Warren County’s motels and other lodging facilities will remain open through the COVID-19 crisis, despite a Lake George Village resolution calling upon the County’s Board of Supervisor to order all such facilities closed to all but essential health care and military personnel.
According to Warren County Administrator Ryan Moore, the county lacks the authority to supercede New York State rules, which have deemed lodging facilities “essential businesses,” those allowed to continue operating through the crisis.
To have the force of law, an executive order issued by Warren County to close the businesses to ordinary travelers would require the approval of New York’s Department of Health, said Moore.
“After consulting with state officials, it is my understanding that such authority would not be granted,” he said.
State officials appear to believe that the public health crisis will pass more quickly if people are allowed to disperse throughout New York and the tri-state region, rather than remaining concentrated in congested urban areas, sources tell the Lake George Mirror.
Village Mayor Bob Blais said that in the absence of an executive order, he would ask Warren County’s Board of Supervisors to issue an advisory and request all lodgings to refrain from housing anyone but health care workers and military personnel.
The resolution calling upon Warren County to close all lodging facilities to all but essential workers, not only in Lake George but throughout Warren County, was adopted unanimously by Lake George Village’s Board of Trustees on April 6.
“There’s a reason why resort communities such as Key West, Lake Tahoe and Cape Cod have either done something similar or are in the process of considering it,” Blais said. “Medical facilities in areas such as ours are not equipped to manage a potentially large outbreak of COVID-19. And we don’t want travelers infecting health care workers who may be staying at local motels.”
“Warren County is as concerned as Lake George Village is about people from outside the region coming up here and behaving irresponsibly because they assume it’s safer here,” said Ryan Moore. “The key is behavior, and educating people to behave responsibly.”
Moore noted that Warren County has requested all property owners, including second home owners, to remove any short-term rental listings from Airbnb and similar services, despite its lack of authority to require them to do so.
Warren County has also asked seasonal residents who may have arrived from the New York City, metropolitan tri-state area in recent weeks to follow federal guidelines and remain in seclusion for at least 14 days before venturing out into local communities.
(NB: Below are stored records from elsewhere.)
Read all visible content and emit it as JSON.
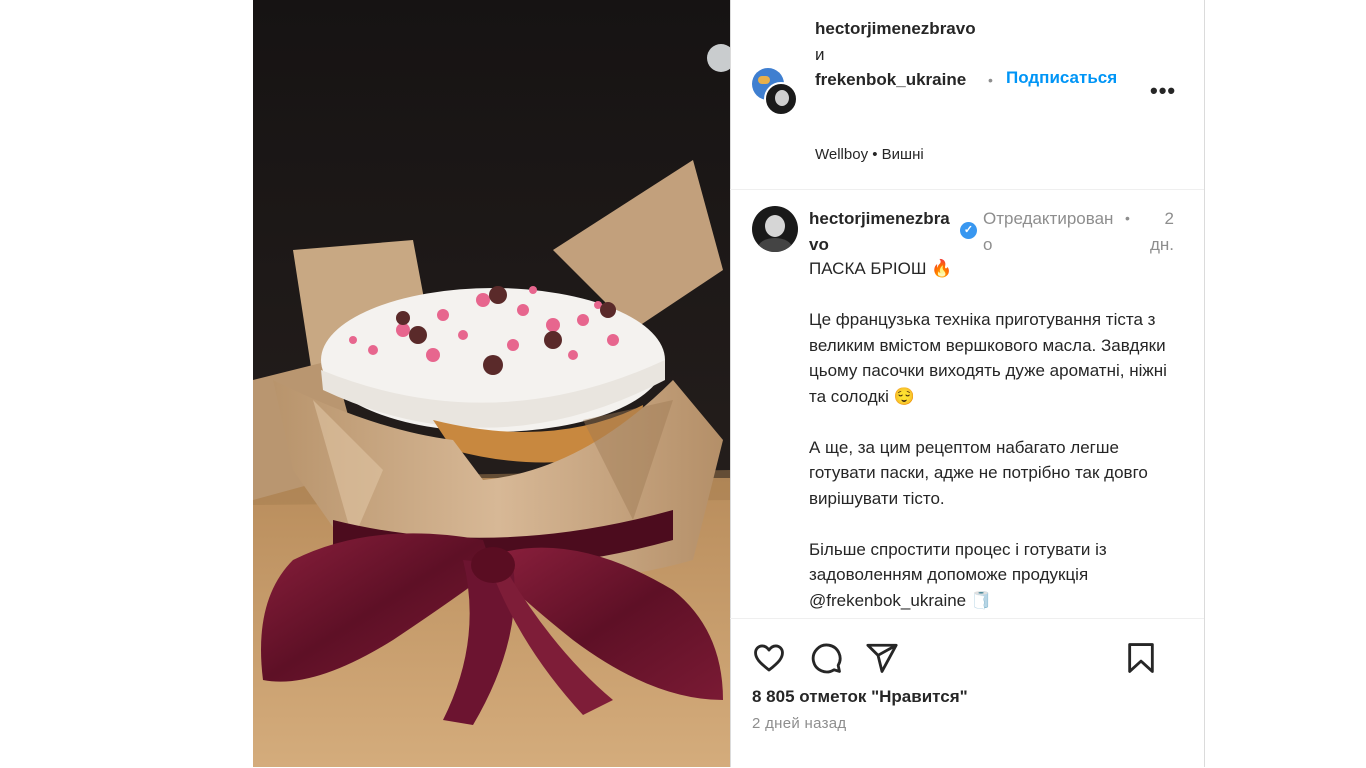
{
  "header": {
    "user1": "hectorjimenezbravo",
    "and_word": "и",
    "user2": "frekenbok_ukraine",
    "audio": "Wellboy • Вишні",
    "dot": "•",
    "follow_label": "Подписаться",
    "more_label": "•••"
  },
  "caption": {
    "username": "hectorjimenezbravo",
    "verified_icon": "verified-badge-icon",
    "edited": "Отредактировано",
    "dot": "•",
    "time": "2 дн.",
    "paragraphs": [
      "ПАСКА БРІОШ 🔥",
      "Це французька техніка приготування тіста з великим вмістом вершкового масла. Завдяки цьому пасочки виходять дуже ароматні, ніжні та солодкі 😌",
      "А ще, за цим рецептом набагато легше готувати паски, адже не потрібно так довго вирішувати тісто.",
      "Більше спростити процес і готувати із задоволенням допоможе продукція @frekenbok_ukraine 🧻"
    ]
  },
  "actions": {
    "icons": [
      "heart-icon",
      "comment-icon",
      "share-icon",
      "bookmark-icon"
    ],
    "likes": "8 805 отметок \"Нравится\"",
    "date": "2 дней назад"
  },
  "colors": {
    "accent": "#0095f6",
    "muted": "#8e8e8e",
    "text": "#262626",
    "ribbon": "#6e1530",
    "paper": "#c9a886"
  }
}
Warren County Public Health Director Ginelle Jones added, “We would also like to touch base with these returning second home owners in order to provide them with information about our local situation and share information about local resources.”
The Warren County Public Health Department can be reached at 518-761-6580.